Anton Yelchin’s tragic death last year was above all else a human tragedy, the loss of a young man far too early in his life. But it also marked the passing of a tremendously talented actor who, at age 27, was only growing as an artist. Further evidence of that arrived at Sundance on Saturday with the premiere of Thoroughbred, the feature debut of writer-director Cory Finley that has become an early standout of the festival. The story of two young women, one incapable of experiencing emotion and one whose uptight Connecticut environment won’t let her do so honestly, Thoroughbred features standout performances from two of the more promising young actors around, Anya Taylor-Joy and Olivia Cooke. But in addition to those two leads, Yelchin is terrific as Tim, the film’s comic relief and counterpoint to its tandem of powerful women; he inhabits the role as very few other actors could.
Tim is a symptom of the movie’s upper-class environment: a dropout, drug dealer, and statutory rapist, his hair wild and his behavior erratic, he claims to be pushing back against the staid expectations and behavior of those around him, even if he mostly just seems like a mess. While the role is very well-written, it could’ve been, in the hands of lesser actors, a purely antagonistic performance, a jerk undeserving of much in the way of empathy. But Yelchin infuses Tim with a remarkable vulnerability; even as he needles and threatens the people around him, you’re fascinated by his weird energy.
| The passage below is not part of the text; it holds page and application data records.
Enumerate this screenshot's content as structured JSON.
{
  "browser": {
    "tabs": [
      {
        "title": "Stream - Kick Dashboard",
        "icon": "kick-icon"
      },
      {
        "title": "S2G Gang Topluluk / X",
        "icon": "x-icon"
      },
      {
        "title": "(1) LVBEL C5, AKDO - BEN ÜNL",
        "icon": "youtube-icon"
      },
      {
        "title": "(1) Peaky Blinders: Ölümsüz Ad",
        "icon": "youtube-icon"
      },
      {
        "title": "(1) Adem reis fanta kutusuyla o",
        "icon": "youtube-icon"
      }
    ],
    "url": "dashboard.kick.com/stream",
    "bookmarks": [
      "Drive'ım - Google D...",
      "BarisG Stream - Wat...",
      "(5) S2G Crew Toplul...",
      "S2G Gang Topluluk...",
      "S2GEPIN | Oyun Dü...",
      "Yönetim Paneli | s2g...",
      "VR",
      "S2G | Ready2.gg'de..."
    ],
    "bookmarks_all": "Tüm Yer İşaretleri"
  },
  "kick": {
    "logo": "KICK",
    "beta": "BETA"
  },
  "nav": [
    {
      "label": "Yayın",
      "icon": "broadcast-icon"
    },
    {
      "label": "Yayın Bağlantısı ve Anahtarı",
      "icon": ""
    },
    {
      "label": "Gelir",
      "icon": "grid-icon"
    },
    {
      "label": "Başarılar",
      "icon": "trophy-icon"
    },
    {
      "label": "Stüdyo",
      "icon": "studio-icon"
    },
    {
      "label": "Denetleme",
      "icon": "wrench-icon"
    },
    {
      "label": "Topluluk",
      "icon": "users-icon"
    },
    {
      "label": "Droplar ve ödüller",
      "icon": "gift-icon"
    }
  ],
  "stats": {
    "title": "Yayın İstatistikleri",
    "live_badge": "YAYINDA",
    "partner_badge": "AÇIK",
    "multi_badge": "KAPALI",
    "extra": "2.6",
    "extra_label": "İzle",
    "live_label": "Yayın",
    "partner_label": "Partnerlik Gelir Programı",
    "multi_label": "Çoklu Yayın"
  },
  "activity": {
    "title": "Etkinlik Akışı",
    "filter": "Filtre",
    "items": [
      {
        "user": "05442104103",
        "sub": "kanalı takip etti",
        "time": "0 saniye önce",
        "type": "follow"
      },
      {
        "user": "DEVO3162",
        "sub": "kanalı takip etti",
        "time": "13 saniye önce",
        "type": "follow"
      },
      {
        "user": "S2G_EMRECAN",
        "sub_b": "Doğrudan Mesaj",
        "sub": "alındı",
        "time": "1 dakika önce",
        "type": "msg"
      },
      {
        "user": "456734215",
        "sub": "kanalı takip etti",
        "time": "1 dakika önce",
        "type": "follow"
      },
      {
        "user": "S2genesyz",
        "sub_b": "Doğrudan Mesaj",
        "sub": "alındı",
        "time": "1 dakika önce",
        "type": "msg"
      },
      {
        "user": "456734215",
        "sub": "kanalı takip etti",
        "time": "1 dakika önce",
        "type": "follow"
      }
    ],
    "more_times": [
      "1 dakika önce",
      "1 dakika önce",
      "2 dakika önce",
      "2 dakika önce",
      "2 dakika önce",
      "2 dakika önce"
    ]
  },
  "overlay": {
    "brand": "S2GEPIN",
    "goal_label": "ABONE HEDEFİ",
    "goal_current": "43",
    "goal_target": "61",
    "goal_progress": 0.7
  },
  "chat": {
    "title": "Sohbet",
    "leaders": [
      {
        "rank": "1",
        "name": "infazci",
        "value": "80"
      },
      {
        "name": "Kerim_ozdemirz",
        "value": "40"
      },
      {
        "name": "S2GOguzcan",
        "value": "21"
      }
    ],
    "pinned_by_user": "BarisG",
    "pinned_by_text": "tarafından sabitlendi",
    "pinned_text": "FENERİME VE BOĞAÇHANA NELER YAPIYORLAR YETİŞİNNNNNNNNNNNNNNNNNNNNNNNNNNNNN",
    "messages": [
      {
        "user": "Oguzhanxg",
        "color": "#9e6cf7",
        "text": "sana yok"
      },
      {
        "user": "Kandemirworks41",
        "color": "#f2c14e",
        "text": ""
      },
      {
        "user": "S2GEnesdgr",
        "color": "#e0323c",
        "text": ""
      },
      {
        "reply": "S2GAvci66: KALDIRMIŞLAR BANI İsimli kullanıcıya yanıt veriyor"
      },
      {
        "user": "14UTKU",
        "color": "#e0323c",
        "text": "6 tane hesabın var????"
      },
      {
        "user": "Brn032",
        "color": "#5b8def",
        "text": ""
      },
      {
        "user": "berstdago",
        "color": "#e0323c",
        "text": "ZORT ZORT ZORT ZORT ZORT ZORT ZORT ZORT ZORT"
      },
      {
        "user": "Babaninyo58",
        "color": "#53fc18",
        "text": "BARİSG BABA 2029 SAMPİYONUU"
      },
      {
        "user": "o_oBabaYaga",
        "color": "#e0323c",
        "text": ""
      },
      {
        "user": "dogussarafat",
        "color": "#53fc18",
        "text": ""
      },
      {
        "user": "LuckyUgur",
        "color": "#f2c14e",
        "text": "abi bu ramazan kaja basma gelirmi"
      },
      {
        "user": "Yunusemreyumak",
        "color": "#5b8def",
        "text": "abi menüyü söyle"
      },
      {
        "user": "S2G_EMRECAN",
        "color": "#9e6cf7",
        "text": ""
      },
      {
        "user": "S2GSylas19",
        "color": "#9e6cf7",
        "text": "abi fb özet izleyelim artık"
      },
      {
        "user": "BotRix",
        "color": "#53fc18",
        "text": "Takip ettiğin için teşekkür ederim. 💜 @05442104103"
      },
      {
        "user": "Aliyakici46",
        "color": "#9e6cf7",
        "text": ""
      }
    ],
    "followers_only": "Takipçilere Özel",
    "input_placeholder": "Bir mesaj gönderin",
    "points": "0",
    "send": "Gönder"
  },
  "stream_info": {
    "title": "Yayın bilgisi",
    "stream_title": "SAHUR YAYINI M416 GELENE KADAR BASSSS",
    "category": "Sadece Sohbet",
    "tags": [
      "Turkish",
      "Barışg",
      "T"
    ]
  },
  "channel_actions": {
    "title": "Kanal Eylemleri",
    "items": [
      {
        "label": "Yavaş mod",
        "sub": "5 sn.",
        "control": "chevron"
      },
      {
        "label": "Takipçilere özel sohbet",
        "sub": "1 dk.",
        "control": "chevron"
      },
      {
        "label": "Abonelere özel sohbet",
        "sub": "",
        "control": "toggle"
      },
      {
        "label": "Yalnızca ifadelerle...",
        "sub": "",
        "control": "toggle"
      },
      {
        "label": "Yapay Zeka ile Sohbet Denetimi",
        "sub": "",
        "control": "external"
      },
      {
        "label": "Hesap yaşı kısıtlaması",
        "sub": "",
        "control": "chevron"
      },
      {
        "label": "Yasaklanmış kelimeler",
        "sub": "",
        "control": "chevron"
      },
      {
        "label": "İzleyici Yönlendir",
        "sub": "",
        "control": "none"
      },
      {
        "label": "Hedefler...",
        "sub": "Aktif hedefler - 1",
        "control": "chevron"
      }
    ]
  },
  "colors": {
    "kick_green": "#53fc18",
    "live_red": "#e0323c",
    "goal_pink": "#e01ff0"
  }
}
Yelchin has always been a physically gifted performer, and here he’s no different: His body language constantly projects the insecurity that lies beneath his words, culminating in a final scene emblematic of the power shift that forms one of the movie’s central arcs. If Lily and Amanda, the two characters played by Taylor-Joy and Cooke, are both operating on a more deadpan frequency, as befits two characters struggling with honest feeling, Yelchin gets to be the live wire that provokes and disturbs the film’s otherwise smooth veneer. Finley, a playwright, drew from noir and the work of filmmakers like Stanley Kubrick to construct Thoroughbred’s atmospheric menace, and in that space, Yelchin feels particularly volatile.
“He put so much thought into every little tic and mannerism and delivery for that character, and was just, probably more than anyone on set, including me, a real student of film, and particularly of film noir,” Finley told me. “All those very subtle performances gave room for that one performance, Anton’s performance, to really be more playful.”
And it’s worth appreciating just how funny Yelchin is in this film, whether he’s bragging about his future as a kingpin, trying to hustle some poor kid, or puzzling over the teenage girls who end up making their own power play. Yelchin portrays the character as a man afraid he’ll be outed as a fraud at any minute, one who tries to talk and posture his way out of every situation. “On set, he is such an amazing improviser,” Finley said. “A lot of the little lines and moments that ended up in the film were not at all scripted.”
Yelchin also has a role in another movie at the festival, Mark Palansky’s Rememory, which premieres Wednesday. It’s hard to imagine he’ll be anything less than great in that as well. But Thoroughbred especially offers a showcase for a consummate character actor, the kind of presence that can’t help but elevate the film around him.
Beyond that, though, Yelchin will be missed for who he was, not only what he brought to his work. “He was just an amazing human being, and a light on set, and a really generous spirit,” Finley said. “We were really lucky to have him.”